Afghanistan's supreme leader has warned Taliban members against carrying out attacks abroad, the defence minister said, days after Pakistan said Afghans were involved in a spate of suicide attacks there.
Mohammad Yaqoob Mujahid said in a speech to members of Afghanistan's security forces, broadcast by state television on Saturday, that fighting outside Afghanistan is not religiously sanctioned "jihad" but rather war, which had been barred by Supreme Leader Hibatullah Akhundzada.
"If anyone goes outside of Afghanistan for the goal of jihad, it won't be called jihad," Akhundzada said, according to Mujahid.
"If the emir prevents the mujahideen (fighters) from going to battle and they still do it, this is war, not jihad."
The remarks come after Islamabad said militants behind a spate of suicide attacks in Pakistan were being helped by "Afghan citizens" across the border, days after a deadly bombing claimed by the Islamic State group near the countries' shared frontier.
Pakistan Prime Minister Shehbaz Sharif stopped short of accusing Afghanistan's Taliban government of knowingly allowing attacks from its soil, but he did say Pakistan militants were operating from "sanctuaries" in the neighbouring country.
Since the Taliban surged back to power in Afghanistan two years ago, Pakistan has witnessed a dramatic uptick in militant attacks focused on its western border regions, claimed by both Afghan Taliban ally Tehreek-e-Taliban Pakistan (TTP) and rival IS.
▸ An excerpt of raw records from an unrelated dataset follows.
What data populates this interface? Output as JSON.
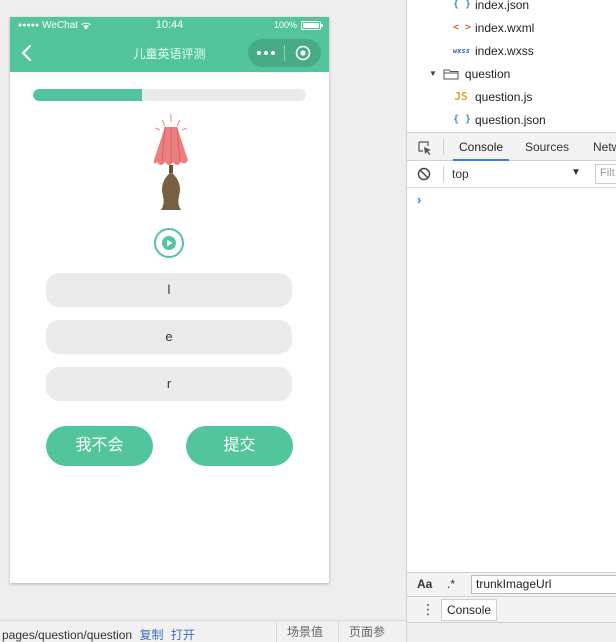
{
  "status_bar": {
    "carrier": "WeChat",
    "time": "10:44",
    "battery": "100%"
  },
  "nav": {
    "title": "儿童英语评测"
  },
  "progress": {
    "fraction": 0.4
  },
  "answers": [
    "l",
    "e",
    "r"
  ],
  "buttons": {
    "skip": "我不会",
    "submit": "提交"
  },
  "bottom_bar": {
    "path": "pages/question/question",
    "copy": "复制",
    "open": "打开",
    "scene": "场景值",
    "params": "页面参数"
  },
  "file_tree": {
    "items": [
      {
        "icon": "{ }",
        "name": "index.json"
      },
      {
        "icon": "< >",
        "name": "index.wxml"
      },
      {
        "icon": "wxss",
        "name": "index.wxss"
      },
      {
        "icon": "folder",
        "name": "question"
      },
      {
        "icon": "JS",
        "name": "question.js"
      },
      {
        "icon": "{ }",
        "name": "question.json"
      }
    ]
  },
  "devtools": {
    "tabs": [
      "Console",
      "Sources",
      "Netwo"
    ],
    "context": "top",
    "filter_placeholder": "Filt",
    "prompt": "›",
    "search": {
      "case_label": "Aa",
      "regex_label": ".*",
      "value": "trunkImageUrl"
    },
    "drawer_tab": "Console"
  },
  "colors": {
    "accent": "#52c69a",
    "link": "#3c6fc4",
    "devtools_blue": "#3d7de4"
  }
}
Formed in 2007 by Pakistani militants who splintered off from the Afghan Taliban to focus their fight on Islamabad for supporting America's invasion of Afghanistan, the TTP has since waged a bloody campaign of bombings and other attacks across Pakistan.
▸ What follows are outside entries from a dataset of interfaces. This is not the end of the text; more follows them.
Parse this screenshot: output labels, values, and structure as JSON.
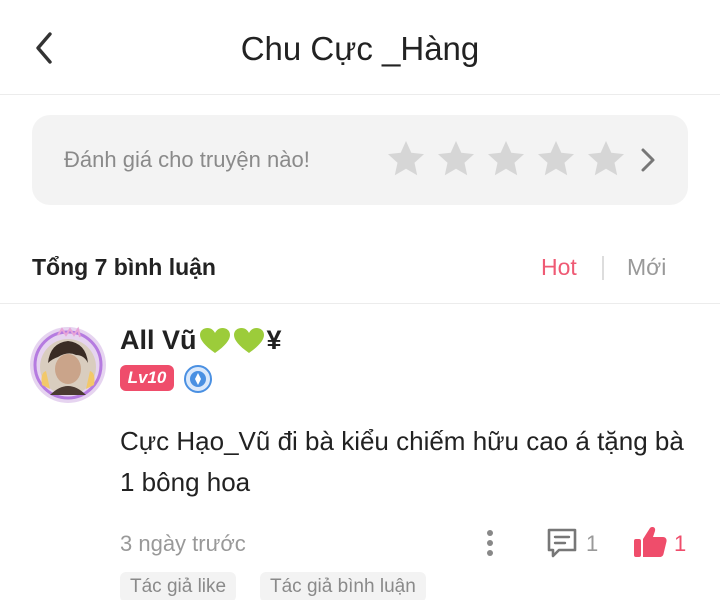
{
  "header": {
    "title": "Chu Cực _Hàng",
    "back_icon": "chevron-left-icon"
  },
  "rating": {
    "prompt": "Đánh giá cho truyện nào!",
    "stars_total": 5,
    "stars_selected": 0,
    "star_icon": "star-icon",
    "chevron_icon": "chevron-right-icon",
    "star_color": "#d6d6d6"
  },
  "comments": {
    "count_label": "Tổng 7 bình luận",
    "sort_hot": "Hot",
    "sort_new": "Mới",
    "active_sort_color": "#ef5a74",
    "items": [
      {
        "username": "All Vũ",
        "username_suffix": "¥",
        "username_icons": [
          "green-heart-icon",
          "green-heart-icon"
        ],
        "level": "Lv10",
        "badge_icon": "verified-pen-icon",
        "text": "Cực Hạo_Vũ đi bà kiểu chiếm hữu cao á tặng bà 1 bông hoa",
        "time": "3 ngày trước",
        "reply_count": "1",
        "like_count": "1",
        "tags": [
          "Tác giả like",
          "Tác giả bình luận"
        ]
      }
    ]
  },
  "colors": {
    "accent": "#ef4d6b",
    "heart_green": "#9ccc3a",
    "muted_text": "#999999"
  }
}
Afghanistan's Taliban authorities insist they do not allow the country's soil to be used by armed groups plotting against other nations.
In Islam, the Arabic term "jihad" is used to describe a wide range of religious struggles, from the private spiritual realm to taking part in combat.